O'Keefe scores again
The blogger who pulled the rug out from under ACORN, James O'Keefe, is at it again.
After purchasing another camera (since a judge in Louisiana took his last one over that case involving Senator Landreu), he set out to get a job with the US Census...then found out how casual they are with our taxdollars.
On April 27, 2010, I got a job with the United States Census Bureau in New Jersey. With a hidden camera, I caught four Census supervisors encouraging enumerators to falsify information on their time sheets. Over the course of two days of training, I was paid for four hours of work I never did. I was told to take a 70 minute lunch break, was given an hour of travel time to drive 10 minutes, and was told to leave work at 3:30pm. I resigned prior to doing any data collection but confronted Census supervisors who assured me, “no one is going to be auditing that that level,” and “nobody is going to be questioning it except for you.” Another Census supervisor only said he’d adjust my pay after I gave him a letter recanting my hours. ...

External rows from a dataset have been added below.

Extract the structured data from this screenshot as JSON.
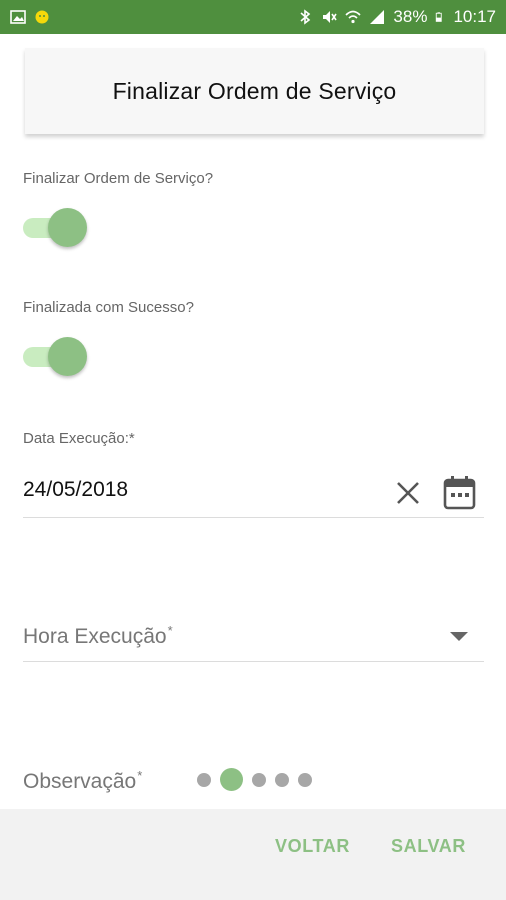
{
  "status_bar": {
    "battery": "38%",
    "time": "10:17",
    "left_icons": [
      "image-icon",
      "android-icon"
    ],
    "right_icons": [
      "bluetooth-icon",
      "mute-icon",
      "wifi-icon",
      "signal-icon",
      "battery-icon"
    ]
  },
  "header": {
    "title": "Finalizar Ordem de Serviço"
  },
  "form": {
    "finalizar_label": "Finalizar Ordem de Serviço?",
    "finalizar_on": true,
    "sucesso_label": "Finalizada com Sucesso?",
    "sucesso_on": true,
    "data_label": "Data Execução:*",
    "data_value": "24/05/2018",
    "hora_label": "Hora Execução",
    "hora_required": "*",
    "obs_label": "Observação",
    "obs_required": "*"
  },
  "loading_dots": {
    "count": 5,
    "active_index": 1
  },
  "footer": {
    "back_label": "VOLTAR",
    "save_label": "SALVAR"
  },
  "colors": {
    "status_bar": "#4f8f3e",
    "accent": "#8dc084",
    "track": "#c9ecc0"
  }
}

In other words, nobody here is going to care if you defraud the government...hey, that's what we're ALL here for!
In case you didn’t notice the barrage of taxpayer funded radio, TV, newspaper and internet ads, it’s census time again.

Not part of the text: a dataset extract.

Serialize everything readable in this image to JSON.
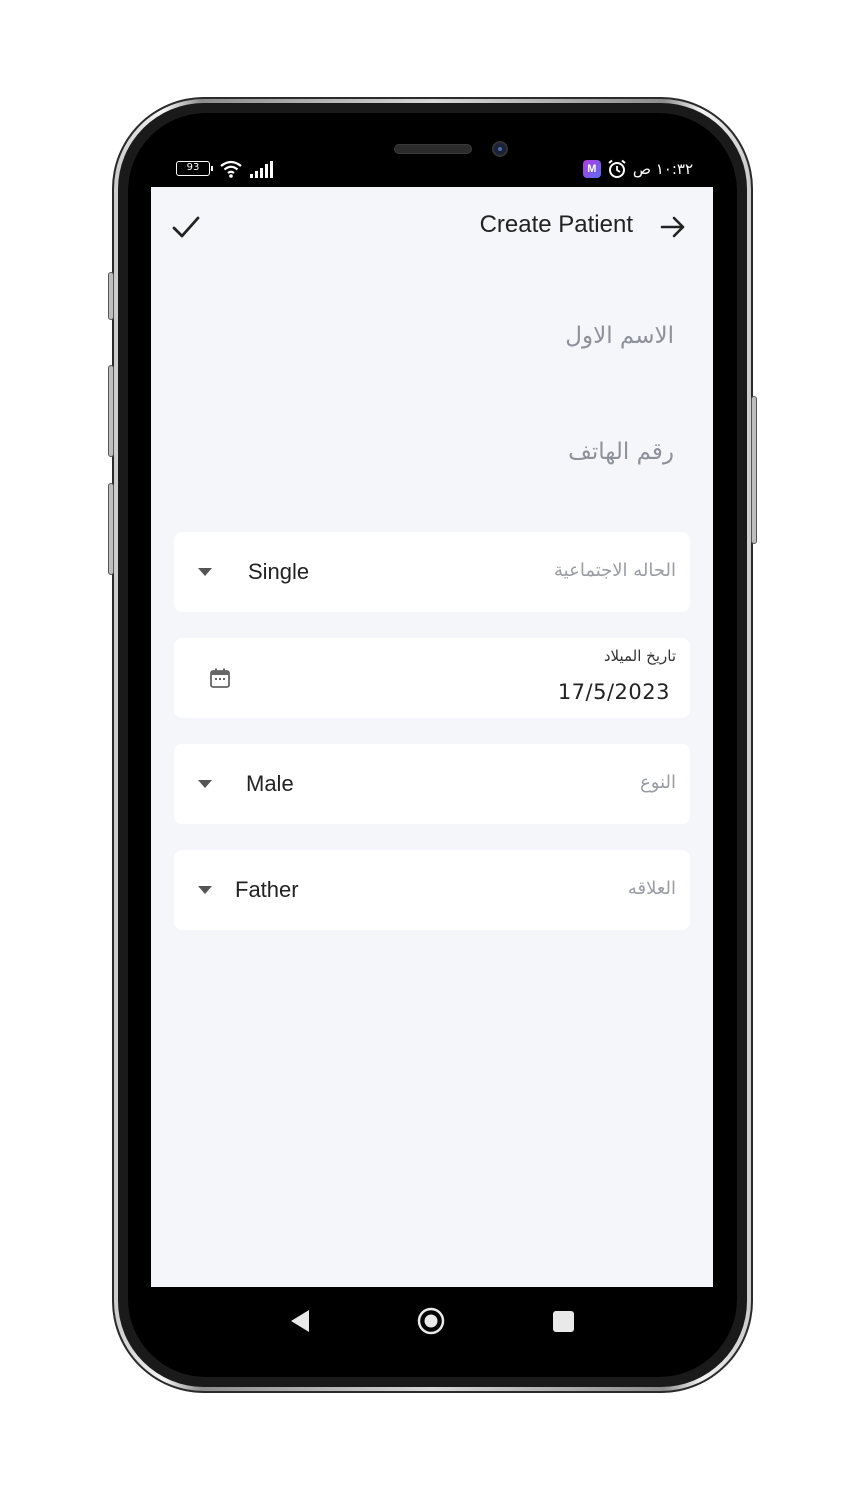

Yes, census time, that time that comes once every ten years when the government spends hundreds of millions of dollars telling us how important it is that we return that all important, overly nosey questionnaire.
In fact, it’s so important that the government sent me a letter telling me it was going to send me the census form a full week before it actually sent the form. Then it sent a post card a few days after the form arrived reminding me that it had sent the form – which makes one wonder whether this was actually some sort of stimulus plan for the Postal Service.

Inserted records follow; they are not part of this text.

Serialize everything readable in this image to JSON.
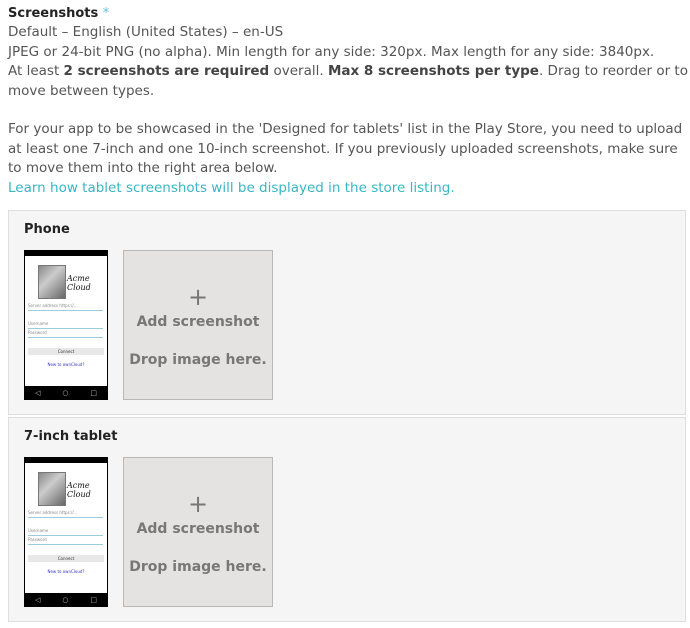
{
  "screenshots": {
    "title": "Screenshots",
    "required_mark": "*",
    "language_line": "Default – English (United States) – en-US",
    "format_line": "JPEG or 24-bit PNG (no alpha). Min length for any side: 320px. Max length for any side: 3840px.",
    "count_prefix": "At least ",
    "count_bold1": "2 screenshots are required",
    "count_mid": " overall. ",
    "count_bold2": "Max 8 screenshots per type",
    "count_suffix": ". Drag to reorder or to move between types.",
    "tablet_note": "For your app to be showcased in the 'Designed for tablets' list in the Play Store, you need to upload at least one 7-inch and one 10-inch screenshot. If you previously uploaded screenshots, make sure to move them into the right area below.",
    "learn_link": "Learn how tablet screenshots will be displayed in the store listing."
  },
  "sections": [
    {
      "title": "Phone",
      "thumb": {
        "brand_line1": "Acme",
        "brand_line2": "Cloud",
        "server_field": "Server address https://...",
        "username_field": "Username",
        "password_field": "Password",
        "connect_button": "Connect",
        "new_link": "New to ownCloud?",
        "nav_back": "◁",
        "nav_home": "○",
        "nav_recent": "□"
      },
      "dropzone": {
        "plus": "+",
        "add": "Add screenshot",
        "drop": "Drop image here."
      }
    },
    {
      "title": "7-inch tablet",
      "thumb": {
        "brand_line1": "Acme",
        "brand_line2": "Cloud",
        "server_field": "Server address https://...",
        "username_field": "Username",
        "password_field": "Password",
        "connect_button": "Connect",
        "new_link": "New to ownCloud?",
        "nav_back": "◁",
        "nav_home": "○",
        "nav_recent": "□"
      },
      "dropzone": {
        "plus": "+",
        "add": "Add screenshot",
        "drop": "Drop image here."
      }
    }
  ],
  "colors": {
    "link": "#3ab5c4",
    "required": "#5bc0de",
    "panel_bg": "#f5f5f5",
    "dropzone_bg": "#e4e3e1"
  }
}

Like almost everything our Founding Fathers created, the census was unique. Up until their time in world history, national head counts had been used almost exclusively for purposes of taxation or conscription for military service. They turned it into a tool to reallocate congressional districts and ensure that all Americans had equal representation in the House of Representatives. read more »